Although after surface modification, E0 is still lower than unfilled LDPE, it is about 40% higher than uncoated nanoscale TiO2 filled PE. It again indicates that the surface chemistry has an important influence on E0. It is quite possibly due to either an increase in electron scattering or a change in the space charge distribution in the samples because of the existence of polar groups in AEAPS. The result is promising. We can expect that by choosing a very “good” coupling agent, E0 obtained can be even higher than that of pure LDPE.
To fully characterize the breakdown strength, not only E0, but also the spread of the data has to be considered. The shape parameter β determined by the linear regression method represents the spread of breakdown strength: β tends to decrease with an increase in scatter. Our results showed the same trend by comparing β with the standard deviation shown in Table1. Note that except for the dried nanoscale TiO2 filled samples, the data for composites filled with as-received nanoscale TiO2, the dried micron-TiO2, or AEAPS-coated nanoscale TiO2 show much lower scatter than that of unfilled LDPE.

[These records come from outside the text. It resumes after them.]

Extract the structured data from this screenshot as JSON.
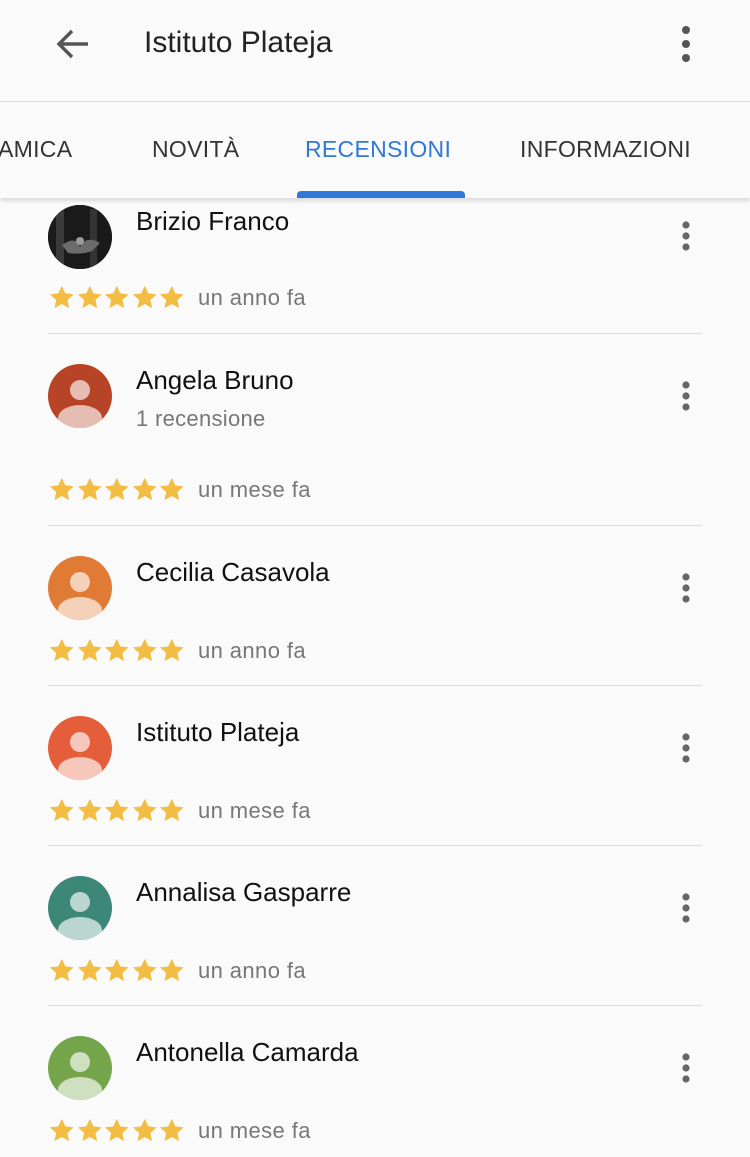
{
  "appbar": {
    "title": "Istituto Plateja",
    "back_icon": "arrow-back-icon",
    "menu_icon": "more-vert-icon"
  },
  "tabs": [
    {
      "label": "AMICA",
      "active": false
    },
    {
      "label": "NOVITÀ",
      "active": false
    },
    {
      "label": "RECENSIONI",
      "active": true
    },
    {
      "label": "INFORMAZIONI",
      "active": false
    }
  ],
  "colors": {
    "accent": "#2f78d8",
    "star": "#f2bd42",
    "text_secondary": "#777777"
  },
  "reviews": [
    {
      "name": "Brizio Franco",
      "subtitle": "",
      "rating": 5,
      "date": "un anno fa",
      "avatar": "photo",
      "avatar_color": "#1c1c1c"
    },
    {
      "name": "Angela Bruno",
      "subtitle": "1 recensione",
      "rating": 5,
      "date": "un mese fa",
      "avatar": "person-icon",
      "avatar_color": "#b84427"
    },
    {
      "name": "Cecilia Casavola",
      "subtitle": "",
      "rating": 5,
      "date": "un anno fa",
      "avatar": "person-icon",
      "avatar_color": "#e07b35"
    },
    {
      "name": "Istituto Plateja",
      "subtitle": "",
      "rating": 5,
      "date": "un mese fa",
      "avatar": "person-icon",
      "avatar_color": "#e45e3b"
    },
    {
      "name": "Annalisa Gasparre",
      "subtitle": "",
      "rating": 5,
      "date": "un anno fa",
      "avatar": "person-icon",
      "avatar_color": "#3d8779"
    },
    {
      "name": "Antonella Camarda",
      "subtitle": "",
      "rating": 5,
      "date": "un mese fa",
      "avatar": "person-icon",
      "avatar_color": "#75a54b"
    }
  ]
}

In summary, surface chemistry such as the existence of surface water and surface silane had a much more significant influence than the size of the nanoparticles on the breakdown strength. By using the dried nanoscale TiO2, E0, the breakdown strength at the cumulative failure probability of 63.2% was increased by 50% compared with the samples filled by the as-received nanoscale TiO2, close to that of unfilled LDPE. AEAPS-coated nanoscale TiO2 filled samples showed a 40% increase in E0 compared with that of uncoated nanoscale TiO2 filled samples.